Read the Chicago Tribune Julu 22 2012 magazine artile on Summer’s insect beacon ,I see that the firefly’s light is explained thus:
The trachea, carrying oxygen, has as a ring of cells on the outside, immediately after is the first layer (mitochrondia) of a torus of photocytes infused with peroxisomes.
The mitochrondia consume all the oxygen needed by the peroxisomes to light. The firefly’s brain releases nitric oxide which disable the mitochrondia allowing the oxygen to pass.
When I read that I thought of this problem with old blood. Isn’t that the opposite? Nitric acid is needed to allow the oxygen to be absorbed in humans but in fireflys it is used to disable oxygen uptake. Feel free to correct me as I am not understanding the matter.
I read this article.
I read this article. Please show the numbers suggesting that blood transfusions have, over the last hundred years, probably killed many millions of people.
Procedures of the cited studies were not performed over that period of time for blood transfusion to complicate.
As medical care improves there is opportunity to find and understand complications that did not exist before because patients suffered mortality from a primary condition rather than secondary complications.
I believe there are so many
I believe there are so many blood alternatives, cell saver machines, blood fractions, saline so many other cheaper cleaner alternative to using blood, its all about the volume.
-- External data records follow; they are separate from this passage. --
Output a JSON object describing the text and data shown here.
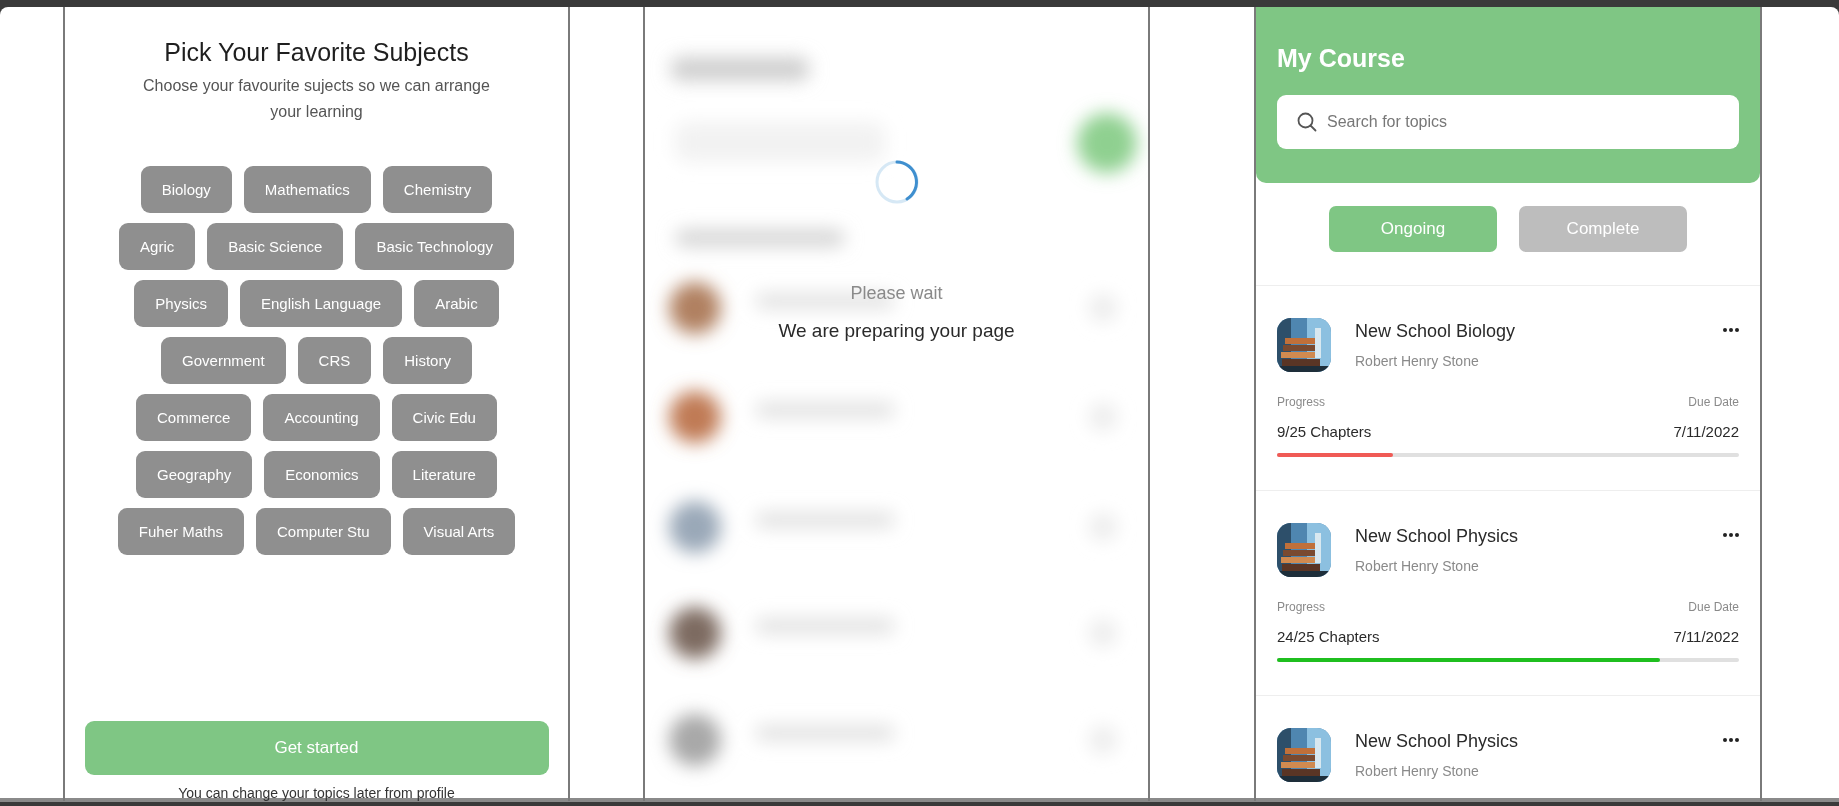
{
  "subjects_screen": {
    "title": "Pick Your Favorite Subjects",
    "subtitle": "Choose your favourite sujects so we can arrange your learning",
    "subject_rows": [
      [
        {
          "label": "Biology",
          "selected": false
        },
        {
          "label": "Mathematics",
          "selected": false
        },
        {
          "label": "Chemistry",
          "selected": false
        }
      ],
      [
        {
          "label": "Agric",
          "selected": false
        },
        {
          "label": "Basic Science",
          "selected": false
        },
        {
          "label": "Basic Technology",
          "selected": false
        }
      ],
      [
        {
          "label": "Physics",
          "selected": false
        },
        {
          "label": "English Language",
          "selected": false
        },
        {
          "label": "Arabic",
          "selected": false
        }
      ],
      [
        {
          "label": "Government",
          "selected": false
        },
        {
          "label": "CRS",
          "selected": false
        },
        {
          "label": "History",
          "selected": false
        }
      ],
      [
        {
          "label": "Commerce",
          "selected": false
        },
        {
          "label": "Accounting",
          "selected": false
        },
        {
          "label": "Civic Edu",
          "selected": false
        }
      ],
      [
        {
          "label": "Geography",
          "selected": false
        },
        {
          "label": "Economics",
          "selected": false
        },
        {
          "label": "Literature",
          "selected": false
        }
      ],
      [
        {
          "label": "Fuher Maths",
          "selected": false
        },
        {
          "label": "Computer Stu",
          "selected": false
        },
        {
          "label": "Visual Arts",
          "selected": false
        }
      ]
    ],
    "button": "Get started",
    "footnote": "You can change your topics later from profile"
  },
  "loading_screen": {
    "status": "Please wait",
    "message": "We are preparing your page"
  },
  "course_screen": {
    "title": "My Course",
    "search": {
      "placeholder": "Search for topics"
    },
    "tabs": [
      {
        "label": "Ongoing",
        "selected": true
      },
      {
        "label": "Complete",
        "selected": false
      }
    ],
    "courses": [
      {
        "title": "New School Biology",
        "author": "Robert Henry Stone",
        "progress_label": "Progress",
        "progress": "9/25 Chapters",
        "due_label": "Due Date",
        "due_date": "7/11/2022",
        "level": 0.25,
        "color": "#f05a55"
      },
      {
        "title": "New School Physics",
        "author": "Robert Henry Stone",
        "progress_label": "Progress",
        "progress": "24/25 Chapters",
        "due_label": "Due Date",
        "due_date": "7/11/2022",
        "level": 0.83,
        "color": "#1fbf1f"
      },
      {
        "title": "New School Physics",
        "author": "Robert Henry Stone"
      }
    ]
  }
}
Its been proven that those who have chosen blood alternatives have also recovered faster and there own blood increased in volume much quicker and have much less side affects, its funny but its the red cross who brings out the blood alternative seminars to teach people (who want to know that is), it is also proven that everyone’s blood is like a finger print no blood is the same and there for should not be mixed with anyone else’s, people just havn’t been given the opportunity to learn about it, I have a blood directive written up in case of emergency and will be treated with no blood products, it really works and would save the world a tone of money but hay that’s why the government don’t really want people to know, its all about greed , anyway that’s my option, my grandfather died from a blood transfusion so I guess I did my research and know that you don’t need to transfuse, people would be shocked how many people really die of transfusions.
The fact is that blood
The fact is that blood tranfusions are organ transplants that the recipient’s body rejects. Blood transfusions are like playing russian roulette with bags of blood.